What to work on — Copy the entries character for character.
++++ Exercise inputs
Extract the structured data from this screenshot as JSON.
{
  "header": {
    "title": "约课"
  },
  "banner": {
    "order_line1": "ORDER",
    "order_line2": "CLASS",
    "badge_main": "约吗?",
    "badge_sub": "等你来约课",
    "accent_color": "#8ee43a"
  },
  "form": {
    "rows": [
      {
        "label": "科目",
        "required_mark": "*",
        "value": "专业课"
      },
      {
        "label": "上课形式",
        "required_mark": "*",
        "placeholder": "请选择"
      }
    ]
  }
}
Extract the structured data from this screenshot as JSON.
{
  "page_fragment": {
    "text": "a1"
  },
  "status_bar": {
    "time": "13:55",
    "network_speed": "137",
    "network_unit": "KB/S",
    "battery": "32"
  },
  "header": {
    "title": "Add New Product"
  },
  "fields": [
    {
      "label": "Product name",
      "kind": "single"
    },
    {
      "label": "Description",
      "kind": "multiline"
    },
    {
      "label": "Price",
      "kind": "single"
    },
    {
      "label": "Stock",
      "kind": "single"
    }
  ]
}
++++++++
Expected output —
Extract the structured data from this screenshot as JSON.
{
  "header": {
    "title": "约课"
  },
  "banner": {
    "order_line1": "ORDER",
    "order_line2": "CLASS",
    "badge_main": "约吗?",
    "badge_sub": "等你来约课",
    "accent_color": "#8ee43a"
  },
  "form": {
    "rows": [
      {
        "label": "科目",
        "required_mark": "*",
        "value": "专业课"
      },
      {
        "label": "上课形式",
        "required_mark": "*",
        "placeholder": "请选择"
      }
    ]
  }
}
Extract the structured data from this screenshot as JSON.
{
  "page_fragment": {
    "text": "a1"
  },
  "status_bar": {
    "time": "13:55",
    "network_speed": "137",
    "network_unit": "KB/S",
    "battery": "32"
  },
  "header": {
    "title": "Add New Product"
  },
  "fields": [
    {
      "label": "Product name",
      "kind": "single"
    },
    {
      "label": "Description",
      "kind": "multiline"
    },
    {
      "label": "Price",
      "kind": "single"
    },
    {
      "label": "Stock",
      "kind": "single"
    }
  ]
}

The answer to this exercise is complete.